Over at The Atlantic, James Hamblin put together this graphic of the country’s obesity rates as they progressed—maybe regressed is the better word?—from 1990 to 2010. As you can see in the key, the darker-blue and then redder things get, the more obese an area has become.

So, plummeting health! But also: rising tides! A recent New York Times post visualizes various sea-level-rise rates—from five to 15 to 25 feet—with two-dimensional maps. Unless widespread changes are made, the takeaway here is that large portions of Boston, New York City, and Washington, D.C., will be under water in 100 to 300 years. Nickolay Lamm, at Storagefront.com, created some photographs that show what things will look like once the ocean overtakes us. They’re fascinating. Max Read at Gawker GIF’d together (sorry) the photos Lamm made for the D.C. area. You can see his creation below.

Back in September, the BBC asked: “Why are there so many seagulls in cities?

You’re welcome, BBC.

Proposed Ban on Using Food Stamps for Soda in NYC

Proposed Ban on Using Food Stamps for Soda in NYC

The ruling was issued by the United States Department of Agriculture. Mayor Bloomberg and New York City health commissioner Dr. Thomas A. Farley have issued criticisms over the decision.

Dr. Farley expressed that he was “very upset” with the decision, and said that it “really calls into question how serious the U.S.D.A. is about addressing the nation’s most serious nutritional problem.”

The proposal was offered last October as a two-year experiment which will determine whether the ban will help reduce obesity among people who use food stamps to buy groceries. Dr. Farley shared further that an estimated 57 percent of adults in New York City are overweight, while 40 percent of children in its public schools are obese.

Obesity, in turn, was found to be more prevalent in low-income neighborhoods. Limiting the consumption of such sugary drinks as sodas among this group of people may potentially reverse this trend.

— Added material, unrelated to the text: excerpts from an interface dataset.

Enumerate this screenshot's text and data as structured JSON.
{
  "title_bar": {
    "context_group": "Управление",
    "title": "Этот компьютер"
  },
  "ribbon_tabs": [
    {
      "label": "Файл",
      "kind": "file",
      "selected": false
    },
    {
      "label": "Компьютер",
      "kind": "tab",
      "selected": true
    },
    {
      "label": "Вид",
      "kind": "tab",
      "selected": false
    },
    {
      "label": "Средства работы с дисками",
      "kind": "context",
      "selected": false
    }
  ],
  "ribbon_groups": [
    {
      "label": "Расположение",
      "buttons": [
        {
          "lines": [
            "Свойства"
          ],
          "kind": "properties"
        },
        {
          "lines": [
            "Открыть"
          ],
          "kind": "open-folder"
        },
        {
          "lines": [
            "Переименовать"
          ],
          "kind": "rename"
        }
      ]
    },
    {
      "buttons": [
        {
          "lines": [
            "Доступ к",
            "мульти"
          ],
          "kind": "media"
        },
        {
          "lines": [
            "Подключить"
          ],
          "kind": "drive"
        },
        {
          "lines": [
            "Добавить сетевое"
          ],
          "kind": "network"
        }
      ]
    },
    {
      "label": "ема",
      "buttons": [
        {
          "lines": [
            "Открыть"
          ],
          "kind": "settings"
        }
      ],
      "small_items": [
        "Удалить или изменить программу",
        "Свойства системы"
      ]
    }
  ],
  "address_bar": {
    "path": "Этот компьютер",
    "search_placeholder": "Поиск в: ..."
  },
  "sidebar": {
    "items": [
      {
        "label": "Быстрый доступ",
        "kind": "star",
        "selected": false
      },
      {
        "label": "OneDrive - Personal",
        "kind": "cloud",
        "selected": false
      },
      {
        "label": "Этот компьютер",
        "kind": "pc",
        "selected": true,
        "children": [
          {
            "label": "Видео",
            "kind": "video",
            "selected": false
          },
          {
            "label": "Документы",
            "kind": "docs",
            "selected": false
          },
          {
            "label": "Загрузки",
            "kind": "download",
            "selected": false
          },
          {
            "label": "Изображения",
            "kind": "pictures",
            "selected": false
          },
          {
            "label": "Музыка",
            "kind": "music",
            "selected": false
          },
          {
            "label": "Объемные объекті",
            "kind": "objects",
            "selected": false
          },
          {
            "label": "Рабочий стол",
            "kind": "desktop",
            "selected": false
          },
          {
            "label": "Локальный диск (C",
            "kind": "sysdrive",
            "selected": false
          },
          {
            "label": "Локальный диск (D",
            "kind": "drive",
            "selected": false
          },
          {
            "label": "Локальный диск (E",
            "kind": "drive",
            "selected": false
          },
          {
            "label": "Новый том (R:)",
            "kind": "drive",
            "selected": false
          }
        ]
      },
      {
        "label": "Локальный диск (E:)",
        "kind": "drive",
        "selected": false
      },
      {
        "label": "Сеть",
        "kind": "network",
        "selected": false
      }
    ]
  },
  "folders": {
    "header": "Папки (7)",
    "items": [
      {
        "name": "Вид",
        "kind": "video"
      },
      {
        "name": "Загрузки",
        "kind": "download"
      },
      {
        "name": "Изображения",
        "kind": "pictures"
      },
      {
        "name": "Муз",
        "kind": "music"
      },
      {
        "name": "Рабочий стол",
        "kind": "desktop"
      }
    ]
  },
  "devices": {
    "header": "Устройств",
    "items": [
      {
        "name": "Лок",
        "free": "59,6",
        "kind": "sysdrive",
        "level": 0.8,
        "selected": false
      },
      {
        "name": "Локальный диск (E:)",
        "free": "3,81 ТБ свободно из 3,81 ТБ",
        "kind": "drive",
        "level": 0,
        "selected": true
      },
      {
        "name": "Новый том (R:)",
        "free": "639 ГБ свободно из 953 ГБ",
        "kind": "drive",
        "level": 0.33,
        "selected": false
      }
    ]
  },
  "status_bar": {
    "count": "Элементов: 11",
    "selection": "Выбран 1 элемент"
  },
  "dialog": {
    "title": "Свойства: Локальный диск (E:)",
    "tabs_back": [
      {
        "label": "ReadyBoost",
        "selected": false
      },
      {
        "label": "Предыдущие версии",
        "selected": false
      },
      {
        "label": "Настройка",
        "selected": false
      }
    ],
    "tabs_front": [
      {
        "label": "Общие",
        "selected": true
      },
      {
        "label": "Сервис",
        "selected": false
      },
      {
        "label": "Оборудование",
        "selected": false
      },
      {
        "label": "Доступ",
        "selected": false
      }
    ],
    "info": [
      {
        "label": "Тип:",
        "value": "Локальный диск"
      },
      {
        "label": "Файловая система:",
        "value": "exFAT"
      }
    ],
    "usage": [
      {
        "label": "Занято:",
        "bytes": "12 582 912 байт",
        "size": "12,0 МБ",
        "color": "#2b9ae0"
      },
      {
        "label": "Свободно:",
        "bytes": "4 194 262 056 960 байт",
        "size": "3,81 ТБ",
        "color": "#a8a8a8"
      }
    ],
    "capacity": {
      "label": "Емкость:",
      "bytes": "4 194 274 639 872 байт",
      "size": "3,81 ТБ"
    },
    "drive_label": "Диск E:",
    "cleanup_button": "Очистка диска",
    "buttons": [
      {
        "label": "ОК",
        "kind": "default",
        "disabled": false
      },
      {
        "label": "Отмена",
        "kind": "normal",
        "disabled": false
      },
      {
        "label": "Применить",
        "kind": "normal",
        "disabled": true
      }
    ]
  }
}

In a statement, Mayor Bloomber shared: “We think our innovative pilot would have done more to protect people from the crippling effects of preventable illnesses like diabetes and obesity than anything else being proposed elsewhere in this country — and at little or no cost to taxpayers… We’re disappointed that the federal government didn’t agree, and sorry that families and children may suffer from their unwillingness to explore our proposal. New York City will continue to pursue new and unconventional ways to combat the health problems that hurt New Yorkers and Americans from coast to coast.”